At this stage we had never appreciated quite what could be achieved with a JCB! - our first view of the land, April 2000.
Thanks to a wonderful man called Jim Cobourn from near Abergavenny the land was magically transformed and contours appeared "as if they had always been there", as he said. He also made the suggestion of paths, created a dingle down to the stream and seeded the whole area for us with a mixture of grass and wild flower seed.
By April 2001 we were able to plant the first section of our mixed hedge along the northern boundary. As novice hedge planters, we were pretty pleased that out of 150 bare root plants, 149 took! We tried to select species which would be helpful to wildlife and also give us wonderful colour.
We also bought vast quantities of wood mulch and barrowed them onto the paths since the clay was so sticky that we couldn’t even wash it off our boots. On some of the lower paths the mulch has unfortunately sunk into the clay, so we’ve put a membrane down and added stone.
The "soil" itself also posed an interesting problem, being part coal and part clay. We thought that it was important to work with the land, rather than against it, and as wild flowers thrive best on poor soil, and since an acre of black earth looks awfully large, we decided to create/encourage a wild garden on the majority of the land, leaving the more formal gardening to the area immediately near the house.

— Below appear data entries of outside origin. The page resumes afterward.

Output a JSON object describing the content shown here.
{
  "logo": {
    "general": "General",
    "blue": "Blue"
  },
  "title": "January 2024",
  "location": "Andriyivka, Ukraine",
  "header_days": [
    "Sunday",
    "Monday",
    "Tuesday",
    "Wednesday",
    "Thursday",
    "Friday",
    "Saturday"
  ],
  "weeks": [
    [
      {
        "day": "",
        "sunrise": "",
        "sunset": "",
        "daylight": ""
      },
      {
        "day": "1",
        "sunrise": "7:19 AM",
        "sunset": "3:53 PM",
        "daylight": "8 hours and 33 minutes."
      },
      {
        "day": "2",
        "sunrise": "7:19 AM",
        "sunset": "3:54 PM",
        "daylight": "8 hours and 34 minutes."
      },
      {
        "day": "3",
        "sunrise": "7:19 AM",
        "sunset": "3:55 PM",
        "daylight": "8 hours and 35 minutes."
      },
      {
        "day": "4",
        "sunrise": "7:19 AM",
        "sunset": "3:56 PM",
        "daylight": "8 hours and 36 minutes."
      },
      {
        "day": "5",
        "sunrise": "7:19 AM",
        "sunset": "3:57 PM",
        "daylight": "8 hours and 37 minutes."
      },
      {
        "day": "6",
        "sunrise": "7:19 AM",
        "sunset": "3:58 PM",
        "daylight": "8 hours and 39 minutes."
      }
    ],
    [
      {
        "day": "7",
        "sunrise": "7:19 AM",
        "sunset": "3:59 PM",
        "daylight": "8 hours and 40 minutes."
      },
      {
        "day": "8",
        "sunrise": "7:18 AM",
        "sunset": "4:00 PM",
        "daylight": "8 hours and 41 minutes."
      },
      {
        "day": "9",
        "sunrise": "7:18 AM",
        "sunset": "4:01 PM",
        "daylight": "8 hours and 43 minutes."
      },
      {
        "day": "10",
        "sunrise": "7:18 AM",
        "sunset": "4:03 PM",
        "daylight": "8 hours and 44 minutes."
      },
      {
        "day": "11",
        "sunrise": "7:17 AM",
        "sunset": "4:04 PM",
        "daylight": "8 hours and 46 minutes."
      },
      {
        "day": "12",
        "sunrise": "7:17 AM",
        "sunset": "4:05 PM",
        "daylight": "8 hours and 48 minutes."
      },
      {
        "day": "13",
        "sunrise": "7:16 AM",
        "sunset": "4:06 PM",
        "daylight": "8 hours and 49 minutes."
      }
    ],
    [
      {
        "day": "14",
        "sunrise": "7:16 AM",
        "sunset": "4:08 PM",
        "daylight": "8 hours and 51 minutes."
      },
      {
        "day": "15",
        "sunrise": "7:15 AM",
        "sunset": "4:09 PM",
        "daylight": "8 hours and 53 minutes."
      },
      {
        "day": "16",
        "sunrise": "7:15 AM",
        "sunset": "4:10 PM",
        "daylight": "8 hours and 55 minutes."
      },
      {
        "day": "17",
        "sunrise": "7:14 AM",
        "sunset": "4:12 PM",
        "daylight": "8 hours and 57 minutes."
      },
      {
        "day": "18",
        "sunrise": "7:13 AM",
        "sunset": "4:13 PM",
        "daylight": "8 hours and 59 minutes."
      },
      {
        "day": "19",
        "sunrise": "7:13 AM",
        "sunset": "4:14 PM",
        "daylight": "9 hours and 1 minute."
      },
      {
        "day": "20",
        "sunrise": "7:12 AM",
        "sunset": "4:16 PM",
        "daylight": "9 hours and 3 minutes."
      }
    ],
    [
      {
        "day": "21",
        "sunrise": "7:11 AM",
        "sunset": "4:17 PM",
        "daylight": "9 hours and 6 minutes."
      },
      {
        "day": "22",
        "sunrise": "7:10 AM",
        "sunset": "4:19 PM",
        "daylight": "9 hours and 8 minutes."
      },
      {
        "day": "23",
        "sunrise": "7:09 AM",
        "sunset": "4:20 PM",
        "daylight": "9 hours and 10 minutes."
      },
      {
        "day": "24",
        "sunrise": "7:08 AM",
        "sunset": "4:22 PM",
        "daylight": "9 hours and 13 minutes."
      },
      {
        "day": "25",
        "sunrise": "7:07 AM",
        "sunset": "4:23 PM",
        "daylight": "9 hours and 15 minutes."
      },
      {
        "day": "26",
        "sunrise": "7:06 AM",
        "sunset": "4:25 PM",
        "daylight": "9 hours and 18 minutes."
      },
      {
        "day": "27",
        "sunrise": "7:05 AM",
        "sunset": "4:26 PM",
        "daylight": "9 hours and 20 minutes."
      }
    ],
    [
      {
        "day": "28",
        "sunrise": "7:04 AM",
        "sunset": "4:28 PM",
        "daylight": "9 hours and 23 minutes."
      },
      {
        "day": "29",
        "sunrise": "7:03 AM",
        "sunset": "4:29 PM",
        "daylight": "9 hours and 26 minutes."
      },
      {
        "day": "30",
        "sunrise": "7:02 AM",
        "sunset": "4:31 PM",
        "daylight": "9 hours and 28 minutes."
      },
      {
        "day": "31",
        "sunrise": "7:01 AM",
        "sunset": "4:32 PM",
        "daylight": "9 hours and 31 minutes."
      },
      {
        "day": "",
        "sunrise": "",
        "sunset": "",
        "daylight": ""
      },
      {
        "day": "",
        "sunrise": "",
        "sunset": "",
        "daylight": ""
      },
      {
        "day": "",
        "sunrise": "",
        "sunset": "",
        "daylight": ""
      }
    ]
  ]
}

One year on, the major elements have been laid out and the pond has been finished. We are concentrating on improving the soil near the house with lots of horse manure and our own compost, and rescuing some of our many plants from the pots where they’ve been languishing for three years.